ABOUT THIS TASK: The answer must be every line below that contains the string "text".

TASK DATA:
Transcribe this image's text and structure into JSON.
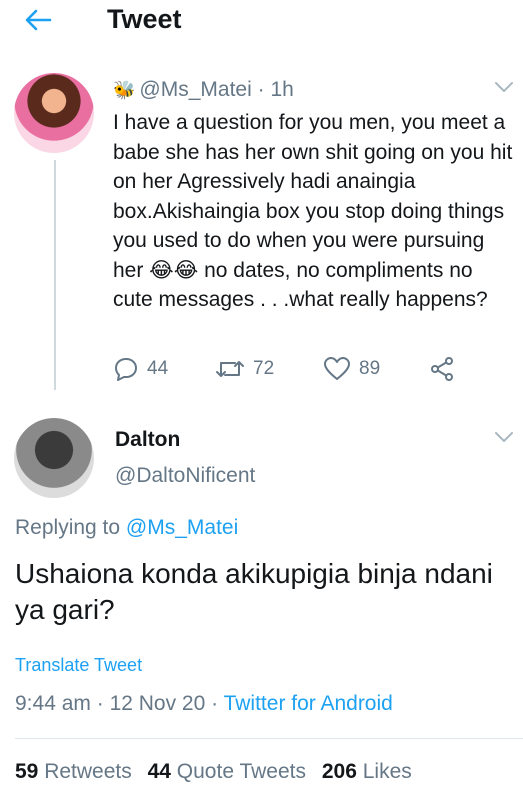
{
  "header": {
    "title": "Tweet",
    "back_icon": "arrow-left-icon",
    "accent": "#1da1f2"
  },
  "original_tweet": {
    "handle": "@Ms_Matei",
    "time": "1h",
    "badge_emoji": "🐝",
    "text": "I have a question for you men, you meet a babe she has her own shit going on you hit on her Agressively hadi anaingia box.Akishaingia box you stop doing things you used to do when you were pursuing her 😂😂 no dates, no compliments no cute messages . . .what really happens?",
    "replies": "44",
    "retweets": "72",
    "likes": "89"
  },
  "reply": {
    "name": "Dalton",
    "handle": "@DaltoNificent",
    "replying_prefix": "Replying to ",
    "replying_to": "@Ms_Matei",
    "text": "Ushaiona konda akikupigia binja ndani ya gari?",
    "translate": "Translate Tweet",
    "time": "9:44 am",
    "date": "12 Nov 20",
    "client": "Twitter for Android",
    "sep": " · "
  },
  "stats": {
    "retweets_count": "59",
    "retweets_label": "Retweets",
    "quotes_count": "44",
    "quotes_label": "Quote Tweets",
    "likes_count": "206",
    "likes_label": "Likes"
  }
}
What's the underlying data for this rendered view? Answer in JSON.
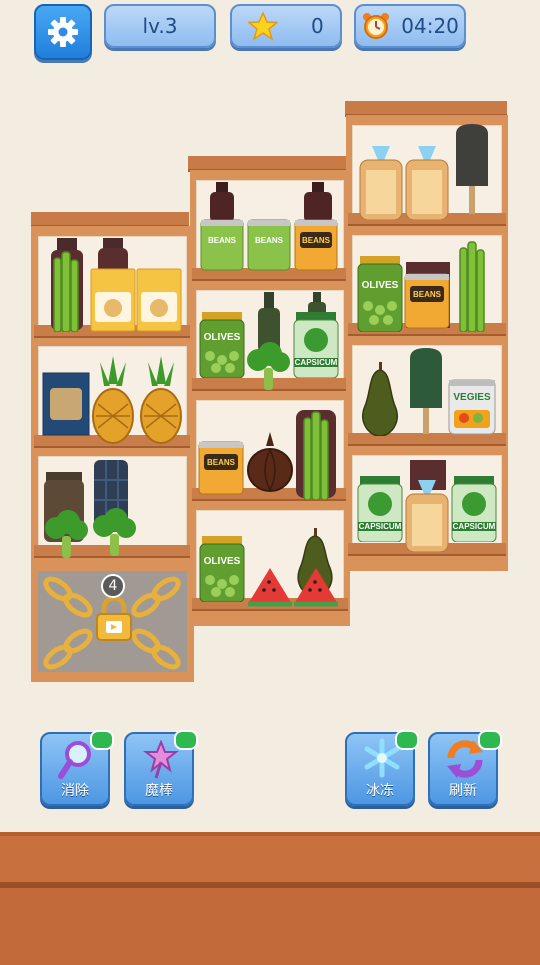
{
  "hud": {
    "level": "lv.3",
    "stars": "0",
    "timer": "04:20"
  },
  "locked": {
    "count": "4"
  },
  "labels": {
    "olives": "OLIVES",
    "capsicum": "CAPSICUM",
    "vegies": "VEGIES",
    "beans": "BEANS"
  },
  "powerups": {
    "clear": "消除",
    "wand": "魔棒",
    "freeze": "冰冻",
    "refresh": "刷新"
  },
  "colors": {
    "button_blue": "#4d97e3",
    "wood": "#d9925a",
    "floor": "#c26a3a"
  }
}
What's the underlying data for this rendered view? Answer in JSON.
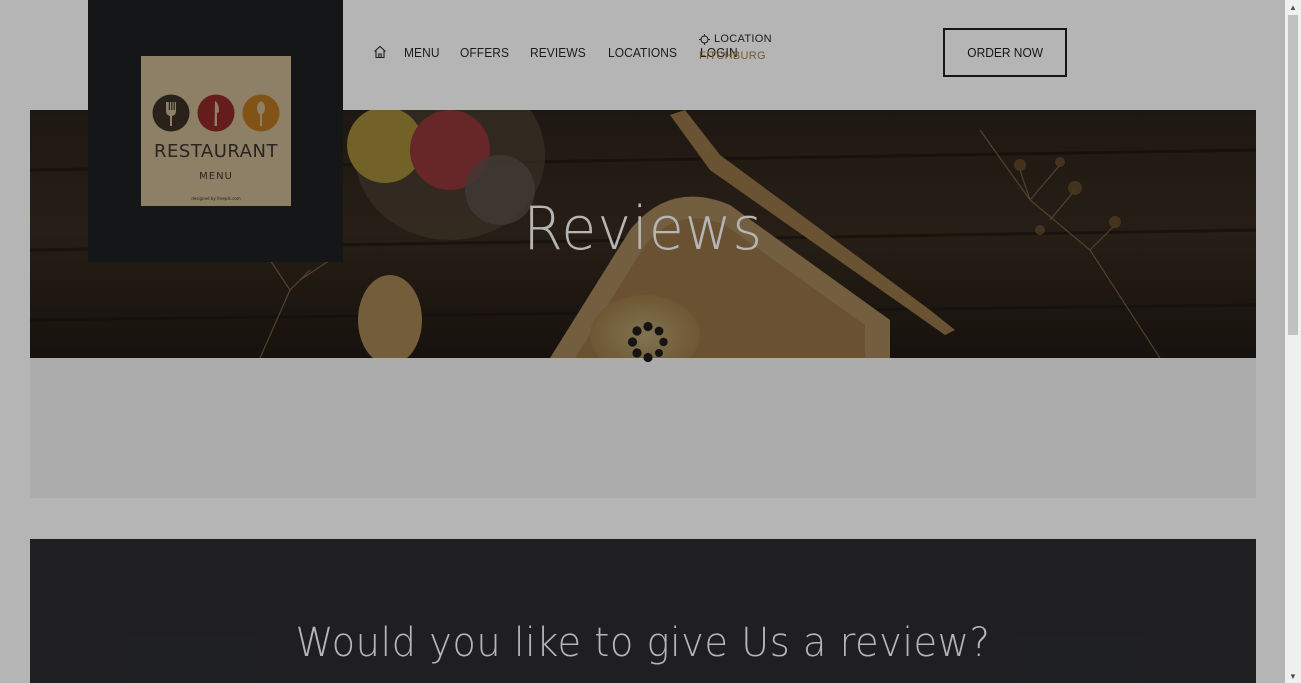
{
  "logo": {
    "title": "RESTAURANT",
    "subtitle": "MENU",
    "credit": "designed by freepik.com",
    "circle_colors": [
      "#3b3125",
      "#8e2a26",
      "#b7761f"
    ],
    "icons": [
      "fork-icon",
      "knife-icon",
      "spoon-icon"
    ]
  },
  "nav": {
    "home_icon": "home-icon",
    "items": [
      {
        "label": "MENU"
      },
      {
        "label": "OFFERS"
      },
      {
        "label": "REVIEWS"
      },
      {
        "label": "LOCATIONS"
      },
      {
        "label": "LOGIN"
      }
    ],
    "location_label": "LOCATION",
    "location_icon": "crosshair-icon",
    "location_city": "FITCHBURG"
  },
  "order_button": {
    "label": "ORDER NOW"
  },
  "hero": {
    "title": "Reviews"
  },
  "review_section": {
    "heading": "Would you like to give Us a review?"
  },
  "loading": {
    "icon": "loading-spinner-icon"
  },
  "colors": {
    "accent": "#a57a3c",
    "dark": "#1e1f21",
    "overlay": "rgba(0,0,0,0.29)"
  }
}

YOUR RESPONSE:
Transcribe this image's text and structure into JSON.
    "text": "I have a question for you men, you meet a babe she has her own shit going on you hit on her Agressively hadi anaingia box.Akishaingia box you stop doing things you used to do when you were pursuing her 😂😂 no dates, no compliments no cute messages . . .what really happens?",
    "text": "Ushaiona konda akikupigia binja ndani ya gari?",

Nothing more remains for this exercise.